[[ Records for the task, beginning ]]

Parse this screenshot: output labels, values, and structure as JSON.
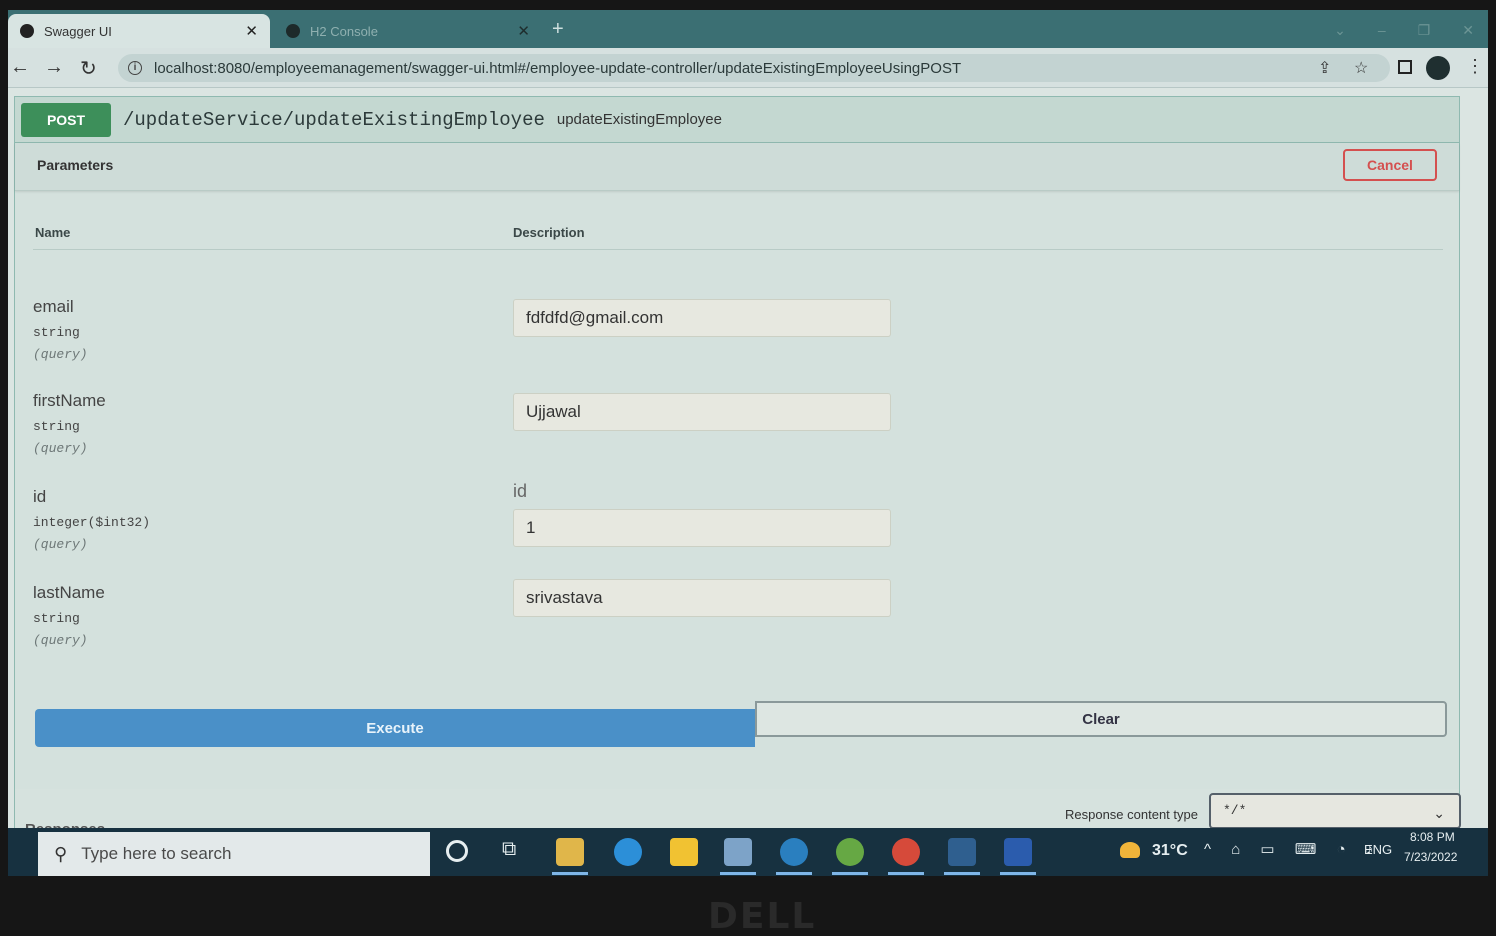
{
  "browser": {
    "tabs": [
      {
        "title": "Swagger UI",
        "active": true
      },
      {
        "title": "H2 Console",
        "active": false
      }
    ],
    "url": "localhost:8080/employeemanagement/swagger-ui.html#/employee-update-controller/updateExistingEmployeeUsingPOST"
  },
  "operation": {
    "method": "POST",
    "path": "/updateService/updateExistingEmployee",
    "summary": "updateExistingEmployee"
  },
  "parameters_section": {
    "title": "Parameters",
    "cancel_label": "Cancel",
    "col_name": "Name",
    "col_description": "Description",
    "params": [
      {
        "name": "email",
        "type": "string",
        "in": "(query)",
        "value": "fdfdfd@gmail.com",
        "label": ""
      },
      {
        "name": "firstName",
        "type": "string",
        "in": "(query)",
        "value": "Ujjawal",
        "label": ""
      },
      {
        "name": "id",
        "type": "integer($int32)",
        "in": "(query)",
        "value": "1",
        "label": "id"
      },
      {
        "name": "lastName",
        "type": "string",
        "in": "(query)",
        "value": "srivastava",
        "label": ""
      }
    ]
  },
  "actions": {
    "execute_label": "Execute",
    "clear_label": "Clear"
  },
  "responses": {
    "title": "Responses",
    "content_type_label": "Response content type",
    "content_type_value": "*/*"
  },
  "taskbar": {
    "search_placeholder": "Type here to search",
    "temperature": "31°C",
    "language": "ENG",
    "time": "8:08 PM",
    "date": "7/23/2022"
  },
  "monitor": {
    "brand": "DELL"
  },
  "colors": {
    "post_badge": "#3d8f5a",
    "execute": "#4a90c8",
    "cancel": "#d4504f"
  }
}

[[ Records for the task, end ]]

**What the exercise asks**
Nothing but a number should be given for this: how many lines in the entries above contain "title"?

**Answer to the exercise**
4